- Jasna Kriz, Université Laval
- Nicolas Dupré, CRCHUQ-Enfant-Jesus, University Laval
- Angela Genge, McGill University
- ALS Canada
Increased metabolism (hypermetabolism) is a characteristic often associated with more aggressive, faster progressing cases of ALS. Recently, after studying blood plasma samples from people with more rapidly progressing disease, Dr. Jasna Kriz discovered that fast progressing individuals often have decreased levels of a hormone called leptin, and increased levels of specific immune markers called CCL16 and sTNF-RII.
With this grant, Dr. Kriz and her team will examine whether these specific blood markers are directly linked to more aggressive forms of disease and therefore whether they may be able to serve as predictors of disease progression. Using ALS cell and mice models, they will also explore whether manipulating the levels of these markers could help to mediate disease progression. Finally, it is hypothesized that the altered leptin levels result from overactivation of an enzyme called AMPK, and the team will determine if targeting this enzyme represents a potential therapeutic strategy for ALS.

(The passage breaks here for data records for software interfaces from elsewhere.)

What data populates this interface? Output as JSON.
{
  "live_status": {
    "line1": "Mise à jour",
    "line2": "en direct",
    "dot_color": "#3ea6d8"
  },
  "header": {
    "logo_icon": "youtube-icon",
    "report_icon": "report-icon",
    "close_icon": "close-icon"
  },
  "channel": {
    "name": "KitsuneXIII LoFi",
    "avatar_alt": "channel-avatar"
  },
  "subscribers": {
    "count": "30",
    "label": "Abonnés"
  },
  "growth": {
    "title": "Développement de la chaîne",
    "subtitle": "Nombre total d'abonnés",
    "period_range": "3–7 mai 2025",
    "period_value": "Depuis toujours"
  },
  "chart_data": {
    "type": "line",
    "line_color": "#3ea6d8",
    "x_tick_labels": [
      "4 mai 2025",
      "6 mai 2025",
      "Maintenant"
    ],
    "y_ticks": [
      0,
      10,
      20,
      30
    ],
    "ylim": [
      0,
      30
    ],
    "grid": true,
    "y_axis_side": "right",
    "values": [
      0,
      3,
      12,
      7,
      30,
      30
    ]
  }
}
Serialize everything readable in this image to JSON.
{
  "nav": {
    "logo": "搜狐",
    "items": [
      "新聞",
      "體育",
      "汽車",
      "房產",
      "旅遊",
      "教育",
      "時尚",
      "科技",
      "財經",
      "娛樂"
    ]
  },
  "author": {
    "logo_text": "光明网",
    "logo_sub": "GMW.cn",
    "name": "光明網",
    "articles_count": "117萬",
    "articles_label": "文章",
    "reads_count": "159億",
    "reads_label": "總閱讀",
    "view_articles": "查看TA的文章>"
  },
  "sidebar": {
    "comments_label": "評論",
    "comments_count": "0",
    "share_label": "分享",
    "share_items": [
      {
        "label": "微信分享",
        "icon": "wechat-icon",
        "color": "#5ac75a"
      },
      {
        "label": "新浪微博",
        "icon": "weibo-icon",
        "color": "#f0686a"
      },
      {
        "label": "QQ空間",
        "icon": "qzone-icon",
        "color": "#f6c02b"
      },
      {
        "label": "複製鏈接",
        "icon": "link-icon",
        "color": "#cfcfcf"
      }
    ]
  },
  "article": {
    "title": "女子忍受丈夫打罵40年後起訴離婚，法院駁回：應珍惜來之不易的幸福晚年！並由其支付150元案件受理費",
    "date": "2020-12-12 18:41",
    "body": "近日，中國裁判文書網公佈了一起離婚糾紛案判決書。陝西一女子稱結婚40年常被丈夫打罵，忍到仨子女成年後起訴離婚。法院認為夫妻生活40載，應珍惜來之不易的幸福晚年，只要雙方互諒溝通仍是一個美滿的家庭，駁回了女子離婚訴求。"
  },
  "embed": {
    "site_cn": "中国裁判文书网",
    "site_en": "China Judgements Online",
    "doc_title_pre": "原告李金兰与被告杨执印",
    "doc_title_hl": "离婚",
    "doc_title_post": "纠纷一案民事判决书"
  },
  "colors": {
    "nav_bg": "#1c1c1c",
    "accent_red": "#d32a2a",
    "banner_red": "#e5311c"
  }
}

This work will shed light on potential biomarkers of ALS disease progression and help researchers to understand whether correcting this abnormal signature can have beneficial effects on slowing disease course.